# Your objective
Gather from the material every line that contains the string "true".

# Data

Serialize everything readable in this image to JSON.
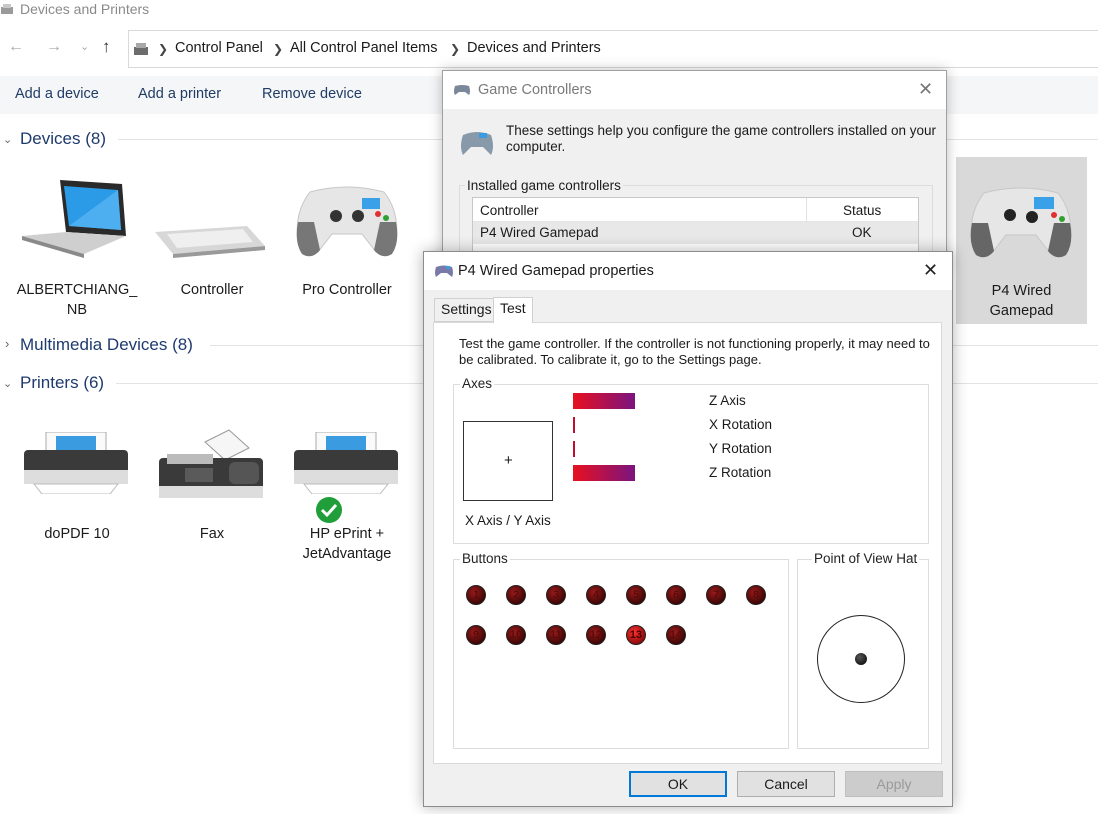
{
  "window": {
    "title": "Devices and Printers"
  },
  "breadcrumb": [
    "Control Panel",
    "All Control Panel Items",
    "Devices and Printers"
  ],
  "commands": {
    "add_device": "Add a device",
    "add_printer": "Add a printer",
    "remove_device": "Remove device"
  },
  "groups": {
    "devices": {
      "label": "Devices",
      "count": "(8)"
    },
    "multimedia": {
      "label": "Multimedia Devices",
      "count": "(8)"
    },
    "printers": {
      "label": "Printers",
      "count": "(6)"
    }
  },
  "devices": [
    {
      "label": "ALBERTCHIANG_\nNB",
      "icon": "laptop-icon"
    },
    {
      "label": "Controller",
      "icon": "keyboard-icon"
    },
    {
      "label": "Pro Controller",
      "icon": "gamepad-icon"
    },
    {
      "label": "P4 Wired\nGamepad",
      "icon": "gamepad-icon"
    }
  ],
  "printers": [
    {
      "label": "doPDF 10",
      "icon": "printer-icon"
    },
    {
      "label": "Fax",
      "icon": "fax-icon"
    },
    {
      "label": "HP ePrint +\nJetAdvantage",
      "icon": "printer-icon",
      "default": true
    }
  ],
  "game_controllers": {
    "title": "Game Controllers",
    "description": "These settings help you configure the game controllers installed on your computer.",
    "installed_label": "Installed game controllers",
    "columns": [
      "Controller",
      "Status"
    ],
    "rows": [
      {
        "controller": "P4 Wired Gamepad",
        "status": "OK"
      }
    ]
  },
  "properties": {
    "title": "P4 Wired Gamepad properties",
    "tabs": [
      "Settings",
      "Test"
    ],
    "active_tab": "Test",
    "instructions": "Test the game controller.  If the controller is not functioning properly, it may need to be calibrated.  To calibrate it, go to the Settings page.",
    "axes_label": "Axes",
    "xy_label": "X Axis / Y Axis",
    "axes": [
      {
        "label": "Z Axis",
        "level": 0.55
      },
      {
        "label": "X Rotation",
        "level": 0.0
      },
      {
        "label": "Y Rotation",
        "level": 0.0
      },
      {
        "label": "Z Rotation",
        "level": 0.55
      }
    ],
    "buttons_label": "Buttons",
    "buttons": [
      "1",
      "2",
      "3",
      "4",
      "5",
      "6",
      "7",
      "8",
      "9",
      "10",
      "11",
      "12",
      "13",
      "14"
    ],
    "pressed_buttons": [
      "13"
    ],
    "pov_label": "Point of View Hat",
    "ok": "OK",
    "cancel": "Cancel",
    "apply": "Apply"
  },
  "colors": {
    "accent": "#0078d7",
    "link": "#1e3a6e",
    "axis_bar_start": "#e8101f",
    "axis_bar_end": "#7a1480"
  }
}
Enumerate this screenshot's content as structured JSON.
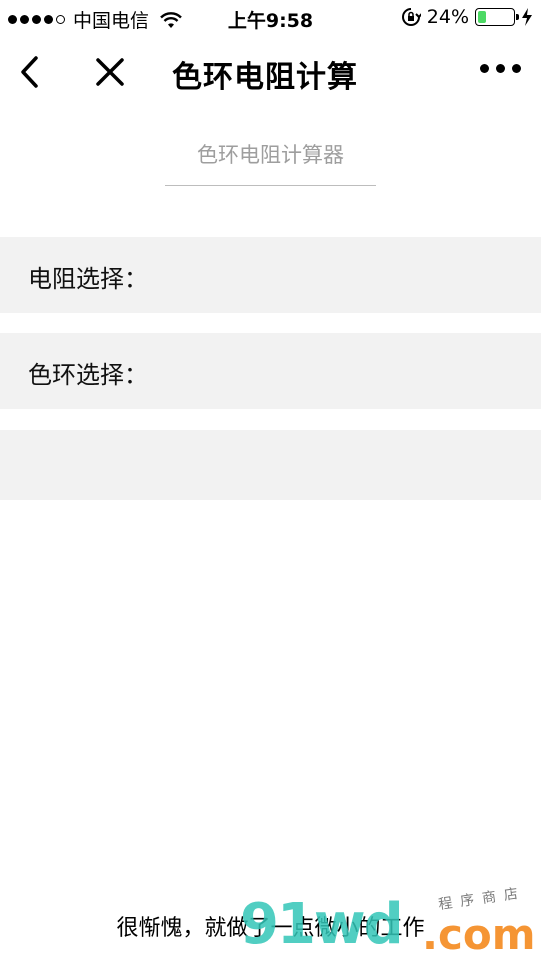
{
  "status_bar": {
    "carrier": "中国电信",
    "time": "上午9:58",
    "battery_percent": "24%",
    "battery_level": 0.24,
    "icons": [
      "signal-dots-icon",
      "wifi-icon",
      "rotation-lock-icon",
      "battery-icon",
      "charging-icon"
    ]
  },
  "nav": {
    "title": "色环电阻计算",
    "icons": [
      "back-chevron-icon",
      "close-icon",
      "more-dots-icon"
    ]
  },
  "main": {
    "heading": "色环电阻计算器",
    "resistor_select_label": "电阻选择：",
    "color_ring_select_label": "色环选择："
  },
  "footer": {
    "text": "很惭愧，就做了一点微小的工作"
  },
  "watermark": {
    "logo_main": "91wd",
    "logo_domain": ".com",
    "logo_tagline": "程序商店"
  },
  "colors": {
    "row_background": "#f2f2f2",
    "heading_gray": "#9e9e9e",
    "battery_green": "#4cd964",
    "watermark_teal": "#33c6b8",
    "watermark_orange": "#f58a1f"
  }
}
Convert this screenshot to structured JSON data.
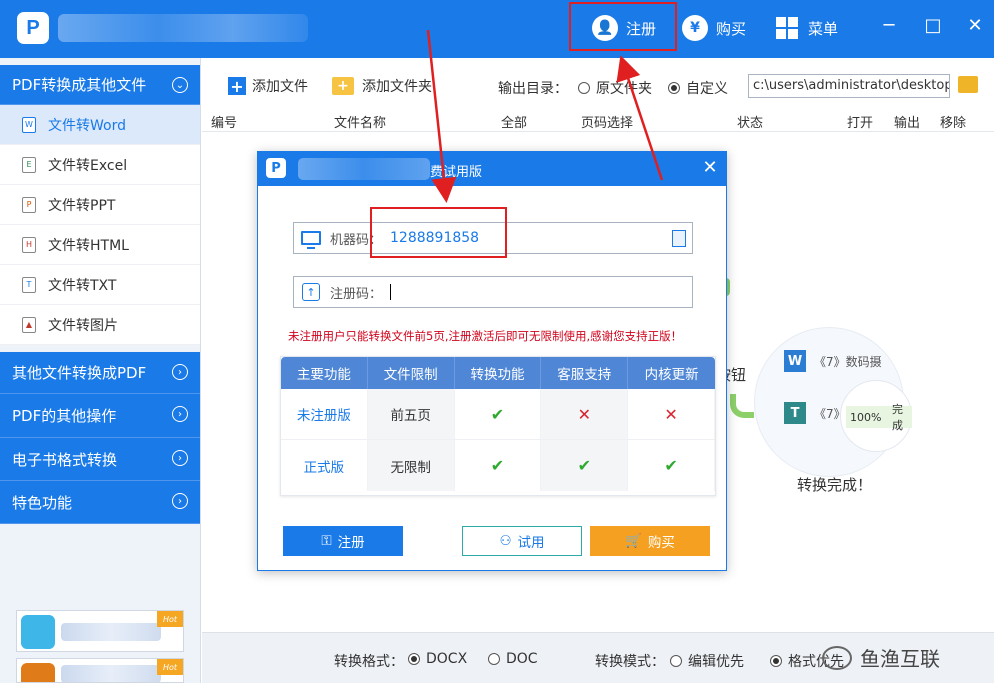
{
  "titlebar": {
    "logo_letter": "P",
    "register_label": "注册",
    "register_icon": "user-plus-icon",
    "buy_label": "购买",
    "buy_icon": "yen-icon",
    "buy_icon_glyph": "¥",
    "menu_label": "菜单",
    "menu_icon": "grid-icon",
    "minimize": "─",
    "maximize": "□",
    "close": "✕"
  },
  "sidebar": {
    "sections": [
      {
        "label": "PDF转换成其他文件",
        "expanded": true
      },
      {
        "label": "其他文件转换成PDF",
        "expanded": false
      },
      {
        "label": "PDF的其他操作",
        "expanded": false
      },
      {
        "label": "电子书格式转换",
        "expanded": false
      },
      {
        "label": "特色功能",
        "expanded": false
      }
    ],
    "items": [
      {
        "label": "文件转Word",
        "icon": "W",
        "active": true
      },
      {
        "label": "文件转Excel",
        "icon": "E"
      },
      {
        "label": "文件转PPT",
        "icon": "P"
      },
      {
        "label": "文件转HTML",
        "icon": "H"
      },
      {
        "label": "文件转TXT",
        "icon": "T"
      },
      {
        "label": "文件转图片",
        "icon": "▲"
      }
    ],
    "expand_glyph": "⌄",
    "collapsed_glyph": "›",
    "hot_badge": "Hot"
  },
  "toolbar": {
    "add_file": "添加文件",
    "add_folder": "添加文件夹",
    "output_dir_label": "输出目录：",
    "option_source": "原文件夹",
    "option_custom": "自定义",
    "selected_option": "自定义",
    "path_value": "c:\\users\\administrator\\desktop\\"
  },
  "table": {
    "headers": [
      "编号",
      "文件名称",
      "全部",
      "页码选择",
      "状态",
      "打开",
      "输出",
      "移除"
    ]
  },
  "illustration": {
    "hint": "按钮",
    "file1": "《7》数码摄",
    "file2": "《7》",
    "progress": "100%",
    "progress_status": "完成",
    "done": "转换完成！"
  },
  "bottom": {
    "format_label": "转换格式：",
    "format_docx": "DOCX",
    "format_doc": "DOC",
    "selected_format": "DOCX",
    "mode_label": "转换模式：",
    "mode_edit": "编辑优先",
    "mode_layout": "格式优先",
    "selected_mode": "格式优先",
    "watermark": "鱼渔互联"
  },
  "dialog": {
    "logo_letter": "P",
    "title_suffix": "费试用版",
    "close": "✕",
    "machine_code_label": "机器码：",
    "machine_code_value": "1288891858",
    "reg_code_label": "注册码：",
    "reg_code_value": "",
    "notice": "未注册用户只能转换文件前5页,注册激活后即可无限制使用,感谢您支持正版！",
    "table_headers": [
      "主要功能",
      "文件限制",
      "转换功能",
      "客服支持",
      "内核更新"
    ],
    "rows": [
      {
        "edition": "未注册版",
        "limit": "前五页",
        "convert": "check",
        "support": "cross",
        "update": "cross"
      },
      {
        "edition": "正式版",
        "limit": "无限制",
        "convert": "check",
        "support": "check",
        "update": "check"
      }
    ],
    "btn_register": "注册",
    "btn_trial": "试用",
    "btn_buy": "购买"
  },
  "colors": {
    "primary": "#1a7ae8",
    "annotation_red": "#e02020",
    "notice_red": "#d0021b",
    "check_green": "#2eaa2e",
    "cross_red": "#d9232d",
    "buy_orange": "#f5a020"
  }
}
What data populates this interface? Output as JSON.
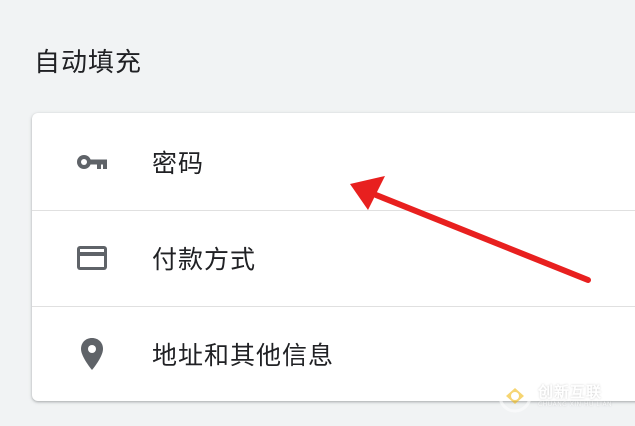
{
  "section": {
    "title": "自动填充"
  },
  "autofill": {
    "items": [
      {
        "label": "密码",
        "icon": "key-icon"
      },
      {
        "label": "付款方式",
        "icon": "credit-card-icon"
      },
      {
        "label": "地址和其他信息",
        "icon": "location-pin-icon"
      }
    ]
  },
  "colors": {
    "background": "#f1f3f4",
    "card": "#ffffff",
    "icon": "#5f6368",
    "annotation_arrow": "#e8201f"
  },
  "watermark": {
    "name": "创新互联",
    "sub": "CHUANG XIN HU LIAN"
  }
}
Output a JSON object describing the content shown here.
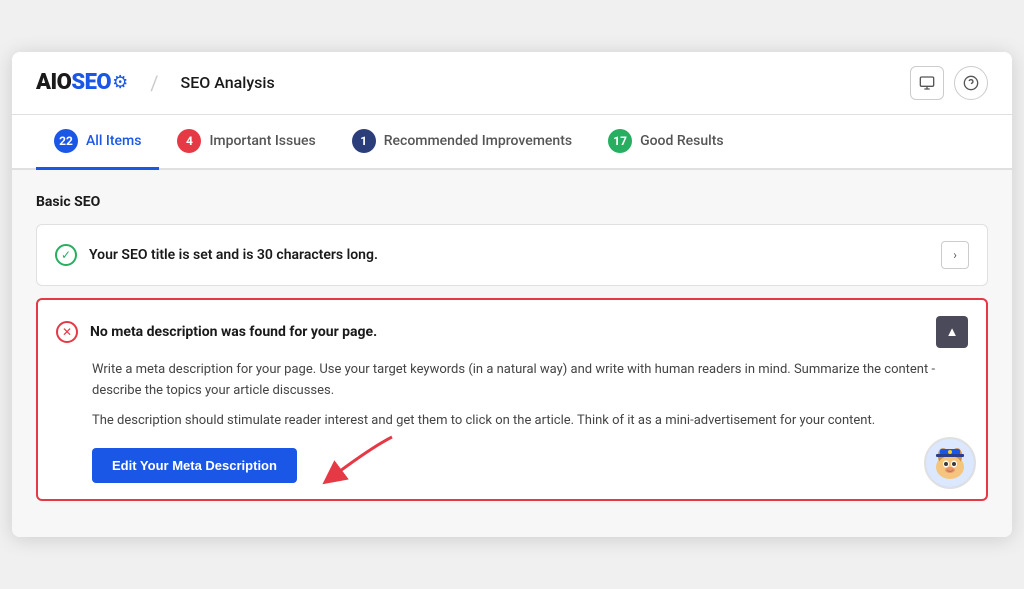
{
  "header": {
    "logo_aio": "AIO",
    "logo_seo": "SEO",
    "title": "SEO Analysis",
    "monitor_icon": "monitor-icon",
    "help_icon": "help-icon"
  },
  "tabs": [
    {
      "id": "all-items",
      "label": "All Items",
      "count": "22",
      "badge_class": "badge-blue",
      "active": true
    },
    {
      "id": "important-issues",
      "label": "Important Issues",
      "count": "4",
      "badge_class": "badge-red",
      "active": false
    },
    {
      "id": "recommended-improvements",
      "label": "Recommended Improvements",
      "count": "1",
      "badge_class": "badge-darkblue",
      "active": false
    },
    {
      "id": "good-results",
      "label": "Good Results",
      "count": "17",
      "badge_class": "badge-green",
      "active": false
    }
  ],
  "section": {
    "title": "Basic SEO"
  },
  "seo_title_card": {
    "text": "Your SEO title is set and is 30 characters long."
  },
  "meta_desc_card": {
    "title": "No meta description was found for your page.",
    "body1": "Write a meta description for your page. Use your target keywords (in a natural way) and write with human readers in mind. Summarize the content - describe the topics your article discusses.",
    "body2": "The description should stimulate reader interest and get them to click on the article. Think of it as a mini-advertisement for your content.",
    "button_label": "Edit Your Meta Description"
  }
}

# Result for this exercise
      "default": true
        "expanded": true
        "active": true
      "active": true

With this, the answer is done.